While attending a local monthly dairy cow sale this week I was approached by a young dairyman who said to me You need to write (in the Bullvine) about our dairy cows getting too tall and too narrow. This dairyman in explaining his position, that today’s cows are too extreme in stature and width, shared with me that he sees all the cows going through this monthly sale as he helps receive, pen, number and milk the cows as they are received the morning of the sale or a day or two previous to the sale. As I drove home from the sale I pondered his question.
My first recollection of thinking about the width of cows goes back to my 4H training. My three dedicated 4H leaders were three very different people. One was an educator, one a very successful farmer-milk producer and one a prominent show judge who had judged national shows in a number of breeds. The educator did not care about what a cow looked like, but did care about preparing me for life. The milk producer wanted his cows to be good converts of his high quality feed into large volumes of 4% fat milk. And the show judge wanted Holstein cows to be taller but was satisfied with the stature of the cows in the other dairy breeds. Each leader helped me in different ways and I think back now to the trend, that started half a century ago, to taller and taller Holsteins. That trend may not have had much science associated with it.
As I drove on Tuesday, my mind fast forwarded to my early days in managing Holstein Canada’s Type Classification program. (Read more: Murray Hunt: Perspective from Both Sides of the Fence) There was a requirement that a cow had to be 56 inches tall to be eligible for Excellent. By the way she also had to have calved at least three times and have an Excellent mammary system. Annually the classifiers and breeder advisory board meet and the first meeting I attended of that group discussed why Excellent cows needed to be 56 inches (140 cm) tall. The discussion came around to a well known show cow that was excellent in every way but she only stood 55 inches at the hip. You can well imagine the points put forward. “Holsteins need to be taller so their udders clear the ground more so you can get a milking machine under her properly”. All the way to ”if she’s good enough then stature should not matter”. In the end those saying Holstein cows needed to be taller won out.

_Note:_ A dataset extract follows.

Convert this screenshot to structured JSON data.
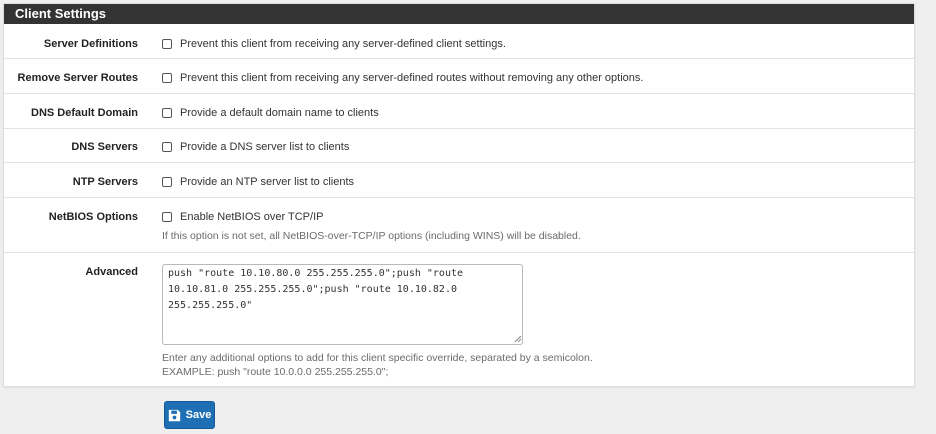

Over the past forty years I have watched the Holstein breed as heifers and cows increased in stature to the point where first lactation cows in the show ring need to be over 62 inches in stature to place at the top of the class. But with that added 8 to 10 inches in stature comes calves that are larger at birth, animals that are narrower between their front legs and first lactation cows that appear to have less width to their rump and birth channel. Oh, yes today’s first lactation cows are capable of producing much more milk out of much wider and more tightly attached udders. The question is has the pendulum swung too far to the side of Holsteins being too tall and lacking width of body and width of rump?

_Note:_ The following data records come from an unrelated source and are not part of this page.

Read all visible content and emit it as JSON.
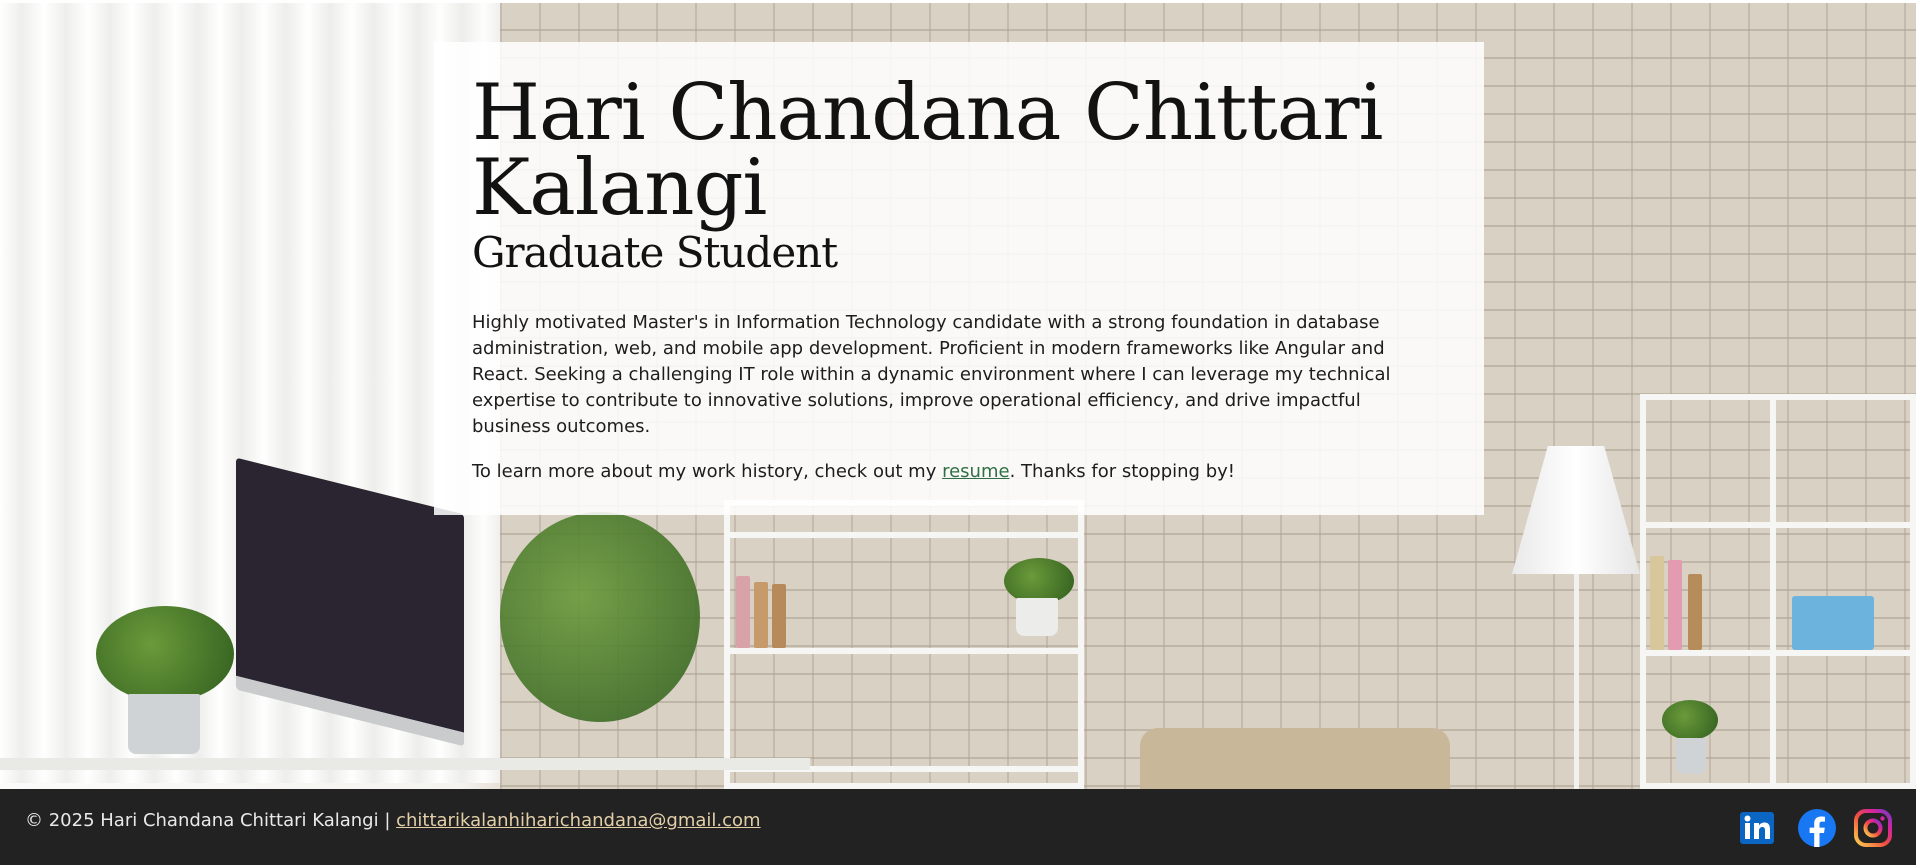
{
  "hero": {
    "name": "Hari Chandana Chittari Kalangi",
    "subtitle": "Graduate Student",
    "bio": "Highly motivated Master's in Information Technology candidate with a strong foundation in database administration, web, and mobile app development. Proficient in modern frameworks like Angular and React. Seeking a challenging IT role within a dynamic environment where I can leverage my technical expertise to contribute to innovative solutions, improve operational efficiency, and drive impactful business outcomes.",
    "cta_before": "To learn more about my work history, check out my ",
    "cta_link": "resume",
    "cta_after": ". Thanks for stopping by!"
  },
  "footer": {
    "copyright": "© 2025 Hari Chandana Chittari Kalangi | ",
    "email": "chittarikalanhiharichandana@gmail.com",
    "social": [
      {
        "icon": "linkedin-icon",
        "color": "#0a66c2"
      },
      {
        "icon": "facebook-icon",
        "color": "#1877f2"
      },
      {
        "icon": "instagram-icon",
        "color": "#e1306c"
      }
    ]
  },
  "colors": {
    "link": "#2f6f43",
    "footer_bg": "#222222",
    "footer_link": "#e2cfa8"
  }
}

The matter of width and stature in Holsteins was on my mind, last year, as I watched Michael Heath judge the Holsteins at World Dairy Expo (Read more: World Dairy Expo 2012 Holstein Show – A Battle for the Ages) and Callum McKinven judge the Holsteins at the Royal. Both judges (Read more: The 2012 Royal Winter Fair Holstein Show – One of the greatest stories ever told), in my opinion, placed less emphasis on stature than judges in the past have done. Both emphasised the cows that were closest to the ideal cow. Finding the tallest animals and placing them first was not their guiding force. Interesting to me is the fact that both Michael and Callum also breed and judge Jerseys that are a foot shorter in height than Holsteins but the milking machines easily attach and milk Jerseys. Which may beg the question “if Holsteins were the same size as Jerseys would that be okay?”.
This brought my mind to thinking about Don Bennink’s (Read more: North Florida Holsteins: Aggressive, Progressive and Profitable) comment that show Jerseys can go to shows and go home to frees stall barns and do just fine yet today’s show Holsteins cannot. Is Don right? Do we need to get off the tall Holsteins bandwagon and have cows that have body mass and an ability to function in large group housing?
The Bullvine Bottom Line
The conformation scorecard for dairy cows placed 70% of the points on udders and feet and legs. With less than approximately 12-15% of the emphasis on body size why do we need mature Holstein cows that are over 60 inches at the hips? Too tall or too narrow, why don’t we let form follow function and let the cow that returns the most lifetime profit be our ideal?